→ **The data**
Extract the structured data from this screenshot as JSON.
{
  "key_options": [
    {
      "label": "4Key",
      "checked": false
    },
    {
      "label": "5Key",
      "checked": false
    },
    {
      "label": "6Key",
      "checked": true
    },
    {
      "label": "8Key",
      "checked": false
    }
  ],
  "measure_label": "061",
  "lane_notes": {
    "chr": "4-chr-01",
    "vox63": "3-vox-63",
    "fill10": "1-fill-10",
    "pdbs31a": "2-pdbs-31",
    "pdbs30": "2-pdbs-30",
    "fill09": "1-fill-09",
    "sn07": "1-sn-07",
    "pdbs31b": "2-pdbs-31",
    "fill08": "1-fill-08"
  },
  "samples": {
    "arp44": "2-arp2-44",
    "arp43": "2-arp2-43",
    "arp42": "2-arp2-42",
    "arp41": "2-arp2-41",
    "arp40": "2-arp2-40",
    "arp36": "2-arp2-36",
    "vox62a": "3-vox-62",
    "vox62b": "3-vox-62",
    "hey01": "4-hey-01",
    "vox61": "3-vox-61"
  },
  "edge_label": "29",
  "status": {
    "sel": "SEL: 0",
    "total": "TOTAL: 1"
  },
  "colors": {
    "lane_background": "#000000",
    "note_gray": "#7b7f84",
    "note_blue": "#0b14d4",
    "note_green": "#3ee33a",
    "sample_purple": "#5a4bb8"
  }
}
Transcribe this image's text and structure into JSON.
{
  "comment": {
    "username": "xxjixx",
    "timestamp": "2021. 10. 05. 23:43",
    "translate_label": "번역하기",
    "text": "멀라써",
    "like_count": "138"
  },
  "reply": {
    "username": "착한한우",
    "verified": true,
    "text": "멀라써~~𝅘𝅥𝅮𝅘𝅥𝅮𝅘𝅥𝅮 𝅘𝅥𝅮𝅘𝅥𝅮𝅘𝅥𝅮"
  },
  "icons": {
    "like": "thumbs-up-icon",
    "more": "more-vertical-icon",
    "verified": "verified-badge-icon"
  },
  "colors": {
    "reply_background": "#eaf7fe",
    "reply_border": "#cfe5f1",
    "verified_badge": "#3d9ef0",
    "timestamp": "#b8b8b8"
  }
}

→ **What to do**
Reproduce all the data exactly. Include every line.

→ **Response**
Extract the structured data from this screenshot as JSON.
{
  "key_options": [
    {
      "label": "4Key",
      "checked": false
    },
    {
      "label": "5Key",
      "checked": false
    },
    {
      "label": "6Key",
      "checked": true
    },
    {
      "label": "8Key",
      "checked": false
    }
  ],
  "measure_label": "061",
  "lane_notes": {
    "chr": "4-chr-01",
    "vox63": "3-vox-63",
    "fill10": "1-fill-10",
    "pdbs31a": "2-pdbs-31",
    "pdbs30": "2-pdbs-30",
    "fill09": "1-fill-09",
    "sn07": "1-sn-07",
    "pdbs31b": "2-pdbs-31",
    "fill08": "1-fill-08"
  },
  "samples": {
    "arp44": "2-arp2-44",
    "arp43": "2-arp2-43",
    "arp42": "2-arp2-42",
    "arp41": "2-arp2-41",
    "arp40": "2-arp2-40",
    "arp36": "2-arp2-36",
    "vox62a": "3-vox-62",
    "vox62b": "3-vox-62",
    "hey01": "4-hey-01",
    "vox61": "3-vox-61"
  },
  "edge_label": "29",
  "status": {
    "sel": "SEL: 0",
    "total": "TOTAL: 1"
  },
  "colors": {
    "lane_background": "#000000",
    "note_gray": "#7b7f84",
    "note_blue": "#0b14d4",
    "note_green": "#3ee33a",
    "sample_purple": "#5a4bb8"
  }
}
Transcribe this image's text and structure into JSON.
{
  "comment": {
    "username": "xxjixx",
    "timestamp": "2021. 10. 05. 23:43",
    "translate_label": "번역하기",
    "text": "멀라써",
    "like_count": "138"
  },
  "reply": {
    "username": "착한한우",
    "verified": true,
    "text": "멀라써~~𝅘𝅥𝅮𝅘𝅥𝅮𝅘𝅥𝅮 𝅘𝅥𝅮𝅘𝅥𝅮𝅘𝅥𝅮"
  },
  "icons": {
    "like": "thumbs-up-icon",
    "more": "more-vertical-icon",
    "verified": "verified-badge-icon"
  },
  "colors": {
    "reply_background": "#eaf7fe",
    "reply_border": "#cfe5f1",
    "verified_badge": "#3d9ef0",
    "timestamp": "#b8b8b8"
  }
}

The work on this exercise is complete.